Figure 2 – Asian Crosses 24-Hour FX Volatility

Figure 3 – European Crosses 24-Hour FX Volatility

Figure 4 – Big 4 FX Pairs 24-Hour Volatility


For a forex day trader, it is vital that a particular currency pair has enough movement (volatility) to allow the trader to capture intraday price swings.  Adequate liquidity is also needed to avoid excessive slippage.  Trading may be made more efficient by targeting the time of day that most consistently provides the needed amount of volatility and liquidity.  Of course, these criteria need to be balanced with your unique profile, which may encompass a wide array of factors including risk tolerance, trading methodologies, experience, current financial situation, and geographic position.  Over time, the successful FX trader will achieve a proper and personal balance of these elements, making FX trading disciplined, productive, and fulfilling.      

Part 2 (coming soon) will introduce a custom indicator for forex pairs that utilizes historical volatility to further assist FX traders.

Forex trading is one of the riskiest forms of investment available in the financial markets and suitable for sophisticated individuals and institutions. The possibility exists that you could sustain a substantial loss of funds and therefore you should not invest money that you cannot afford to lose.

Posted By: 

Frederic Palmliden

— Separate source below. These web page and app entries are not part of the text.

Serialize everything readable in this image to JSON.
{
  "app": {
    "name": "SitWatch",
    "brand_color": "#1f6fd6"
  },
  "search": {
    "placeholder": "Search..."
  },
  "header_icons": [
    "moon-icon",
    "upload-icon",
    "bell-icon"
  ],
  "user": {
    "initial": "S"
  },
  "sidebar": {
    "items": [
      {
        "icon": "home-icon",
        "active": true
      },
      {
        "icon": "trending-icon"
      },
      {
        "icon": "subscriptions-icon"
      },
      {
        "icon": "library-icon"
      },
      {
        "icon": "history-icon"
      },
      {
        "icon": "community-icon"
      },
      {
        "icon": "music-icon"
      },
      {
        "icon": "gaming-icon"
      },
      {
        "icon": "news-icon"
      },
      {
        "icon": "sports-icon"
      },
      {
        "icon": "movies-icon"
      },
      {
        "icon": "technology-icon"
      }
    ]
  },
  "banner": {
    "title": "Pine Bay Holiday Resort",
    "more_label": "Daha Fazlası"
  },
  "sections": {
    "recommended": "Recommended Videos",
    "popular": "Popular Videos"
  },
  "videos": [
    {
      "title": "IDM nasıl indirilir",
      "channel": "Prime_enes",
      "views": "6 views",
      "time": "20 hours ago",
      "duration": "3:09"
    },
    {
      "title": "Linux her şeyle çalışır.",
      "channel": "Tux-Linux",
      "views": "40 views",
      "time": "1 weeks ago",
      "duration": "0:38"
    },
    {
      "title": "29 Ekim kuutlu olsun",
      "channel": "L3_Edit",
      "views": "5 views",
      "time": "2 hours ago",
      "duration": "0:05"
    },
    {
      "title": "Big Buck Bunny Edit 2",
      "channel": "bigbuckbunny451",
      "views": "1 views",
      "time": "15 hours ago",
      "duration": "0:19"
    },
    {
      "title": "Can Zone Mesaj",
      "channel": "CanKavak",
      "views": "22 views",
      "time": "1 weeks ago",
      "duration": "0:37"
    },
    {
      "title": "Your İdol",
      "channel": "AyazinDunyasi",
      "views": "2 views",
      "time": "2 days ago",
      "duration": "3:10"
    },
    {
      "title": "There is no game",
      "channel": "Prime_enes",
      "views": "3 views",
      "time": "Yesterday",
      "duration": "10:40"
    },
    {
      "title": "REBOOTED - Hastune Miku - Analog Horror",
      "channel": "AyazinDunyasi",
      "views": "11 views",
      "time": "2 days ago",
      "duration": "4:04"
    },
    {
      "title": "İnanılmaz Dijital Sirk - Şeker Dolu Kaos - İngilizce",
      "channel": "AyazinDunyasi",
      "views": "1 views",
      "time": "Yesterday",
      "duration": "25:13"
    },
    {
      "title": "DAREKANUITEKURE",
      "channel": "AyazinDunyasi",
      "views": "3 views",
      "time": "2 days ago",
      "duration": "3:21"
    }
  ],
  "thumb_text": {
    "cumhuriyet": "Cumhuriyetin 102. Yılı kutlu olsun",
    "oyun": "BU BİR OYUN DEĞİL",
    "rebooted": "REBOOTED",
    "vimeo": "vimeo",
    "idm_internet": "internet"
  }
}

Frederic Palmliden, CMT, is a senior quantitative analyst for TradeStation.  He currently works on custom strategy and indicator design and is a contributor to the monthly TradeStation Labs - Analysis Concepts, a publication providing thought-provoking ideas and discussion of markets and trading.